===== MATERIAL FOR THIS TASK

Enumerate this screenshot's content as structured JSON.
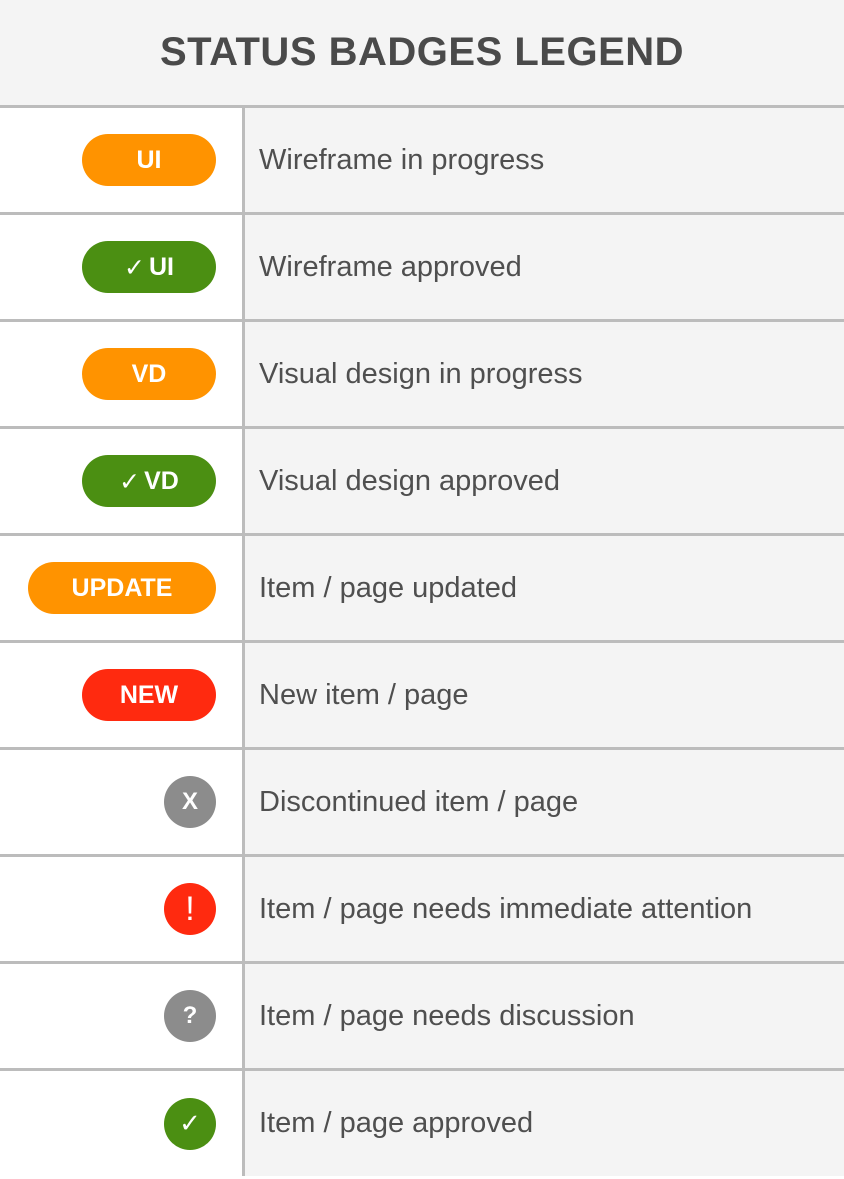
{
  "header": {
    "title": "STATUS BADGES LEGEND"
  },
  "colors": {
    "orange": "#ff9300",
    "green": "#4b8f12",
    "red": "#ff2a0f",
    "gray": "#8c8c8c",
    "grid": "#bcbcbc",
    "row_bg": "#f4f4f4",
    "text": "#4f4f4f",
    "title": "#4a4a4a"
  },
  "rows": [
    {
      "badge": "UI",
      "check": false,
      "shape": "pill",
      "color": "orange",
      "description": "Wireframe in progress"
    },
    {
      "badge": "UI",
      "check": true,
      "shape": "pill",
      "color": "green",
      "description": "Wireframe approved"
    },
    {
      "badge": "VD",
      "check": false,
      "shape": "pill",
      "color": "orange",
      "description": "Visual design in progress"
    },
    {
      "badge": "VD",
      "check": true,
      "shape": "pill",
      "color": "green",
      "description": "Visual design approved"
    },
    {
      "badge": "UPDATE",
      "check": false,
      "shape": "pill-wide",
      "color": "orange",
      "description": "Item / page updated"
    },
    {
      "badge": "NEW",
      "check": false,
      "shape": "pill",
      "color": "red",
      "description": "New item / page"
    },
    {
      "badge": "X",
      "check": false,
      "shape": "circle",
      "color": "gray",
      "description": "Discontinued item / page"
    },
    {
      "badge": "!",
      "check": false,
      "shape": "circle",
      "color": "red",
      "description": "Item / page needs immediate attention"
    },
    {
      "badge": "?",
      "check": false,
      "shape": "circle",
      "color": "gray",
      "description": "Item / page needs discussion"
    },
    {
      "badge": "",
      "check": true,
      "shape": "circle",
      "color": "green",
      "description": "Item / page approved"
    }
  ]
}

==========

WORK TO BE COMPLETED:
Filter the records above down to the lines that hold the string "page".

FINAL ANSWER:
      "description": "Item / page updated"
      "description": "New item / page"
      "description": "Discontinued item / page"
      "description": "Item / page needs immediate attention"
      "description": "Item / page needs discussion"
      "description": "Item / page approved"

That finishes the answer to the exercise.